Content starts

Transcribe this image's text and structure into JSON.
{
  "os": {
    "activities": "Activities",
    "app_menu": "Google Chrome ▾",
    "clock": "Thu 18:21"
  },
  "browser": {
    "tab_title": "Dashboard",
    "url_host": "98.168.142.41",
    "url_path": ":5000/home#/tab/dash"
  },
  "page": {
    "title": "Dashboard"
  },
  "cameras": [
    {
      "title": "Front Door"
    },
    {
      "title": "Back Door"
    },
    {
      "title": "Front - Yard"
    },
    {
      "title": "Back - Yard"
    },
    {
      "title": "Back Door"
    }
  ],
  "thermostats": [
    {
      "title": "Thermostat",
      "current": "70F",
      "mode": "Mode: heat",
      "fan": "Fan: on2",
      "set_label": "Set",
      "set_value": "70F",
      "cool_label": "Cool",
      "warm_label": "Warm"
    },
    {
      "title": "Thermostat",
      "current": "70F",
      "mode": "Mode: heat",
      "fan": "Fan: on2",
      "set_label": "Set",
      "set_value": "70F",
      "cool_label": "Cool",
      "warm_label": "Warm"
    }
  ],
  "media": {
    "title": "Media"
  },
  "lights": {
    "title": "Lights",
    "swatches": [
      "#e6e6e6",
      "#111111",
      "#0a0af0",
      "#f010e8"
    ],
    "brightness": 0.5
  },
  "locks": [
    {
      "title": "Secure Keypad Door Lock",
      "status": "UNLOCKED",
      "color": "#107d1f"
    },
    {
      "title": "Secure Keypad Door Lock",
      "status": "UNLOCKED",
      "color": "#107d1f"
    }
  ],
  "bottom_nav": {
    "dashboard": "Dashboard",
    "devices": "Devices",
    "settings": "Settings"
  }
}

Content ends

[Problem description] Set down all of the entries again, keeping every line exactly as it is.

[Output]
Transcribe this image's text and structure into JSON.
{
  "os": {
    "activities": "Activities",
    "app_menu": "Google Chrome ▾",
    "clock": "Thu 18:21"
  },
  "browser": {
    "tab_title": "Dashboard",
    "url_host": "98.168.142.41",
    "url_path": ":5000/home#/tab/dash"
  },
  "page": {
    "title": "Dashboard"
  },
  "cameras": [
    {
      "title": "Front Door"
    },
    {
      "title": "Back Door"
    },
    {
      "title": "Front - Yard"
    },
    {
      "title": "Back - Yard"
    },
    {
      "title": "Back Door"
    }
  ],
  "thermostats": [
    {
      "title": "Thermostat",
      "current": "70F",
      "mode": "Mode: heat",
      "fan": "Fan: on2",
      "set_label": "Set",
      "set_value": "70F",
      "cool_label": "Cool",
      "warm_label": "Warm"
    },
    {
      "title": "Thermostat",
      "current": "70F",
      "mode": "Mode: heat",
      "fan": "Fan: on2",
      "set_label": "Set",
      "set_value": "70F",
      "cool_label": "Cool",
      "warm_label": "Warm"
    }
  ],
  "media": {
    "title": "Media"
  },
  "lights": {
    "title": "Lights",
    "swatches": [
      "#e6e6e6",
      "#111111",
      "#0a0af0",
      "#f010e8"
    ],
    "brightness": 0.5
  },
  "locks": [
    {
      "title": "Secure Keypad Door Lock",
      "status": "UNLOCKED",
      "color": "#107d1f"
    },
    {
      "title": "Secure Keypad Door Lock",
      "status": "UNLOCKED",
      "color": "#107d1f"
    }
  ],
  "bottom_nav": {
    "dashboard": "Dashboard",
    "devices": "Devices",
    "settings": "Settings"
  }
}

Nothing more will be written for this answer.